However, at the time i threw my chemicals away, i wanted to value my fish more than added chemicals doing anything to my fish. Likewise, I stopped using my homemade co2 bubbler.
In the end, i think i went more natural for my fish rather than use chemicals. But I do use osmocote, and I used to use seachem flourish root tabs, which is also good. I also used to have different substrates. Some of them cloud the water and some don't, so you have to be delicate with some. In addition, some might be too rough for fish. However, many you have to replace after a while.
You can also get some plants like java fern or anubias that don't need substrate. I bought a mother anubias plant off ebay, and it divided to three plants. I will likely buy another one soon. However, mother plants on ebay are good bargains.
i dont have a good planted tank like before, so i am not one to give good advice.
Chanyi said:Eco-Complete = Hard to plant delicate plants into, low CEC, no nutrients, completely inert, very good at trapping detritus making it an algae magnet, too expensive, no benefit over regular pea gravel.
Flourite = Hard to plant delicate plants into, low CEC, no nutrients, completely inert, too expensive, no benefit over regular pea gravel.
Stratum = No nutrients (non that they claim anyway), decent CEC, but it breaks down over a year or so into complete mud and creates a huge mess. Plants grow well in it though...
Plain sand = Clean, easy to plant anything into, easy to vacuum, looks nice, well priced. I recommend this approach. Fertilize the water column, use root tabs too if you want (not needed) and watch plants grow.
Spend your money not on substrate (unless you are going with ADA aquasoil - see below) but rather spend it on quality fertilizers, lighting or CO2.
ADA AquaSoil - Nutrient rich, good CEC, easy to plant into, lasts a few years before breaking down. But, note that it buffers the water's kH, dropping pH meaning water changes with tap water will cause pH swings. It also releases tons of ammonia for a month or so, and requires a fairly strict water change schedule to start off with it. Good for plants though.

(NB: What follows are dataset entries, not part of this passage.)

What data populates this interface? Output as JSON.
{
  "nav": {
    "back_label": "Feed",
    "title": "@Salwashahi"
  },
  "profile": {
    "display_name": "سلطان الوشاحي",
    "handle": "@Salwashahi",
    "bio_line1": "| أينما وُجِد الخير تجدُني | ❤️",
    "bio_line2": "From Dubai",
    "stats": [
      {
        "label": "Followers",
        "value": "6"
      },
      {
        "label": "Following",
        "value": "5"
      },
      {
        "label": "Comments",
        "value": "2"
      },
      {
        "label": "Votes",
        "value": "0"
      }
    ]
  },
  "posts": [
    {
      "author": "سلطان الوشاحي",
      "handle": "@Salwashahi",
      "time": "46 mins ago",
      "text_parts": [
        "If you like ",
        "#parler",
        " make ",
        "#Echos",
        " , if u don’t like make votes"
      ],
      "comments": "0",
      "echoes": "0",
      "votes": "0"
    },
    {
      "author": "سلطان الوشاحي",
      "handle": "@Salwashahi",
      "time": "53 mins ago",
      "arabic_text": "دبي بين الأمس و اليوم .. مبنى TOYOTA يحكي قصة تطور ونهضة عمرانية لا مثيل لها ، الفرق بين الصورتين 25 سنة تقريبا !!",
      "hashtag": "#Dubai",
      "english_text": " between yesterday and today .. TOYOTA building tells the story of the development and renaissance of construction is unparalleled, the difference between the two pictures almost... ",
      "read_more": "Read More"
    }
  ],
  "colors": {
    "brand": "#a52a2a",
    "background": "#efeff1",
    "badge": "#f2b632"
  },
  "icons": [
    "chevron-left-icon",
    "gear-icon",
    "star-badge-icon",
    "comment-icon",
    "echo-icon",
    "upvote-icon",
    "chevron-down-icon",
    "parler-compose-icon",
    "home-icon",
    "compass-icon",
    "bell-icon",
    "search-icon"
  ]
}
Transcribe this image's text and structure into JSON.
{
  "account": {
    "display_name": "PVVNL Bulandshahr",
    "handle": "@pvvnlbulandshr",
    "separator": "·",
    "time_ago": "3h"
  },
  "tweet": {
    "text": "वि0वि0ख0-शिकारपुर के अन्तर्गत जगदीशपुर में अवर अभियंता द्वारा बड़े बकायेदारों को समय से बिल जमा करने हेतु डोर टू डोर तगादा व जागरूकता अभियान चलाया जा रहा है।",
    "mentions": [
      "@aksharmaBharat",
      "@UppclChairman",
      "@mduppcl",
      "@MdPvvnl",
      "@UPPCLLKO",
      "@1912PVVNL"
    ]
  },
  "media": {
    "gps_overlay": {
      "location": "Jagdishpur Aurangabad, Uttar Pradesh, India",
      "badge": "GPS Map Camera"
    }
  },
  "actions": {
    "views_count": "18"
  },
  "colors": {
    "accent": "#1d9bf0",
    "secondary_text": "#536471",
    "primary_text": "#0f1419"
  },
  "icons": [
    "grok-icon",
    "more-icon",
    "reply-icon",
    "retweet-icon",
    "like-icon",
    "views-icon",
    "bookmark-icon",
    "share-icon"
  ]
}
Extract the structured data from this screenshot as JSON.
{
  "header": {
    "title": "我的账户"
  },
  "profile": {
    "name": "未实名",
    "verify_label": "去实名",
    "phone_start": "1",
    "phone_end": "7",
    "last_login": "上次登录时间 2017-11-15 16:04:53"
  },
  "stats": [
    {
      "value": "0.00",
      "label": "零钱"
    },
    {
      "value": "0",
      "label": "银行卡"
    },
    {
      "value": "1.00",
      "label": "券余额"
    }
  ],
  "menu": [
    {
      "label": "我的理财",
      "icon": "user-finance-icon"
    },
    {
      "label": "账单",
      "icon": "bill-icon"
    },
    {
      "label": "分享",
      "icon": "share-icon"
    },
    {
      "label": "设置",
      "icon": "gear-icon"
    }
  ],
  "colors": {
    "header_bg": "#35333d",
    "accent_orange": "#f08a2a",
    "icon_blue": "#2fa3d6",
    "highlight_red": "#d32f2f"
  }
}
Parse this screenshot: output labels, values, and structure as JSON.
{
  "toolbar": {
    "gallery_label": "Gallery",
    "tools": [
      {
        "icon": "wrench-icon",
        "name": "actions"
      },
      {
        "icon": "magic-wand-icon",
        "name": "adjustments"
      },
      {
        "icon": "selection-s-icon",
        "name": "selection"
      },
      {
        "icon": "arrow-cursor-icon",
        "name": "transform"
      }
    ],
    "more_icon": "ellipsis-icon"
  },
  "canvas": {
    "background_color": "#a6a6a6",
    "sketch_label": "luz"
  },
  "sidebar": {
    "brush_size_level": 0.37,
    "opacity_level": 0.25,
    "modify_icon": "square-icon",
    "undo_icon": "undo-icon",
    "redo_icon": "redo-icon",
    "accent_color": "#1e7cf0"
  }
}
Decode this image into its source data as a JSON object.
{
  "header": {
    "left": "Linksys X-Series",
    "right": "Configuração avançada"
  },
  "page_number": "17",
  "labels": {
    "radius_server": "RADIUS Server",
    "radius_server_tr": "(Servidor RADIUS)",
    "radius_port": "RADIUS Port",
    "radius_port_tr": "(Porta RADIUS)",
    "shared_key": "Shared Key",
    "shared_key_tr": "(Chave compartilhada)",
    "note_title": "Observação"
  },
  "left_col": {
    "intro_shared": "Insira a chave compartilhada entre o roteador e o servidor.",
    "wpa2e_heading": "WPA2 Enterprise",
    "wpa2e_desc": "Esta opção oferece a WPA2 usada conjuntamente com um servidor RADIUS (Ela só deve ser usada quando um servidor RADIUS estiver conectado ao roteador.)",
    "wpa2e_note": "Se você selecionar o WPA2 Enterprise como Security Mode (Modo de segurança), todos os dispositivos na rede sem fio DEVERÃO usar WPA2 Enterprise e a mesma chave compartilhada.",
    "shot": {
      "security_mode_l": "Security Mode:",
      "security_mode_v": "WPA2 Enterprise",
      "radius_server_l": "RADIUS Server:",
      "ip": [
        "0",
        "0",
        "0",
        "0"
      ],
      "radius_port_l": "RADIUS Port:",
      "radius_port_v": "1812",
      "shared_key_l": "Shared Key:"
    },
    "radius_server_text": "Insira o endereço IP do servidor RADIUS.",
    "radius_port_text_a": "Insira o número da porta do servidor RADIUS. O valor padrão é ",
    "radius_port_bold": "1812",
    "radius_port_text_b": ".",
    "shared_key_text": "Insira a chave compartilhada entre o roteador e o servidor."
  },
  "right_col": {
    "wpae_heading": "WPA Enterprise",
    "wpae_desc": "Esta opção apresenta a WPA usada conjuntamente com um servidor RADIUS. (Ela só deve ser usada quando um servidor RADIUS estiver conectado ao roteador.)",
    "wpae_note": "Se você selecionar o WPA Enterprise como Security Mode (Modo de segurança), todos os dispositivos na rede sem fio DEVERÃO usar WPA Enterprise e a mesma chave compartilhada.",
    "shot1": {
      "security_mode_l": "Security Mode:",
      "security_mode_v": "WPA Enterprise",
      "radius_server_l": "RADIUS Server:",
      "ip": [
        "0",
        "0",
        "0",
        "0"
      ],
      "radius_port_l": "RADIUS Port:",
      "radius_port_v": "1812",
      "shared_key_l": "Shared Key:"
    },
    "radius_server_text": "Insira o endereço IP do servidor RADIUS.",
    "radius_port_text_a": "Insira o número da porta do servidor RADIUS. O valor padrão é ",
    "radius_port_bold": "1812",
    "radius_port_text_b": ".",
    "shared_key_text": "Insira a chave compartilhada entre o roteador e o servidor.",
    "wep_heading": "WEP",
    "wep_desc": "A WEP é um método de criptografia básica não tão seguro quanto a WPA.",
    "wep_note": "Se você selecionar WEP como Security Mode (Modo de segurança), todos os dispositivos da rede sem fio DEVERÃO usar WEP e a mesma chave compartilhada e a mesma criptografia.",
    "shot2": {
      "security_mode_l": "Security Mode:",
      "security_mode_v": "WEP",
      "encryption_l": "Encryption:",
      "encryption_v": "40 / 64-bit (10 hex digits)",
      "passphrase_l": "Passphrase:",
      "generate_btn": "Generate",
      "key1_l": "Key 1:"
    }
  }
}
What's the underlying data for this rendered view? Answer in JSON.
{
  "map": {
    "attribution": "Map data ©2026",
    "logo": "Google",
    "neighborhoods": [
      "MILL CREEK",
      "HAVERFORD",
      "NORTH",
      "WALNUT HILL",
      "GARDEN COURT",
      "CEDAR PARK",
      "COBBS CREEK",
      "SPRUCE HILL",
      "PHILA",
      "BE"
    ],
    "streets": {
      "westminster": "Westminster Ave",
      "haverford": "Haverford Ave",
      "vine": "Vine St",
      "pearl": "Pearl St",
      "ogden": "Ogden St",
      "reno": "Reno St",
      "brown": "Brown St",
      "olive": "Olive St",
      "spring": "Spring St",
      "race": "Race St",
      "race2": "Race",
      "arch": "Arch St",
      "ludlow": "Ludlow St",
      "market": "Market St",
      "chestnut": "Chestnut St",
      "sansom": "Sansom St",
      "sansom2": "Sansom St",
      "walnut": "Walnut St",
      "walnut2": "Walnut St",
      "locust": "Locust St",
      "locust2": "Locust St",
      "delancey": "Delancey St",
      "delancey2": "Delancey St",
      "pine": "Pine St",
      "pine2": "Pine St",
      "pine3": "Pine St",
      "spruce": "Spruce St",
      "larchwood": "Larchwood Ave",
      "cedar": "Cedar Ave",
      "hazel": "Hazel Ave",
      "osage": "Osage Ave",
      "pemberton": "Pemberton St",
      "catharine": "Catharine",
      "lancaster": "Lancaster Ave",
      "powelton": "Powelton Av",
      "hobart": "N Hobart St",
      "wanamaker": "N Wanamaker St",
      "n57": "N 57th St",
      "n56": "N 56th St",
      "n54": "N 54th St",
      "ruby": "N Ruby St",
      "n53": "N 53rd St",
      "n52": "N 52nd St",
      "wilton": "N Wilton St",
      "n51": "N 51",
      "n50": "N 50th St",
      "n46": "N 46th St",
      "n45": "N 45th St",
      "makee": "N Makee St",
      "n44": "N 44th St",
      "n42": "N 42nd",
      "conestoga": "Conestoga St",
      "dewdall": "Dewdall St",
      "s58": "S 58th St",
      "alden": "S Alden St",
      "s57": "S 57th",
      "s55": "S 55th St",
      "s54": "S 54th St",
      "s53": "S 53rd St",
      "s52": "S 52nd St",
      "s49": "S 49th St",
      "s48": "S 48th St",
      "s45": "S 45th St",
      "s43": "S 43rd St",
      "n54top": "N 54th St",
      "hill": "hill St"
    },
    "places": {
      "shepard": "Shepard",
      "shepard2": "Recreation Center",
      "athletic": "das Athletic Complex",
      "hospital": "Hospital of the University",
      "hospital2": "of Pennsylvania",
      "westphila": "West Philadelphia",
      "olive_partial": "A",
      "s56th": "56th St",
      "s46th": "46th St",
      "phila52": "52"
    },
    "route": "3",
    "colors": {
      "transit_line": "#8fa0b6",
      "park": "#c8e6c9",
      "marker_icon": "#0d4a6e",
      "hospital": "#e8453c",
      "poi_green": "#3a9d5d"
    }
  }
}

Depends on:smee82 said:
Flourish comprehensive has has it too, if you go to their website, below ingredients, it has a safety information that lists it. All seachem products are not safe. Besides those two liquid ferts, their seachem matrix bio media raises water hardness significantly, yet it doesn't state so. So, unless your fish dont mind significant water hardness, then it isn't safe aquariums. My regular ceramic media does not change water hardness. Or if you want to go with other products, we could talk about prime. Prime stinks like rotten eggs. Fish have a smell sense, so it is likely they smell it for a while. It likely causes temporary discomfort.-Mak- said:Only excel has a “bad” chemical, glutaraldehyde. All other ferts are simply nutrient salts dissolved in water... the nutrients occur in nature and a couple are even edible. All of Seachem’s products are safe, otherwise they wouldn’t really be in business.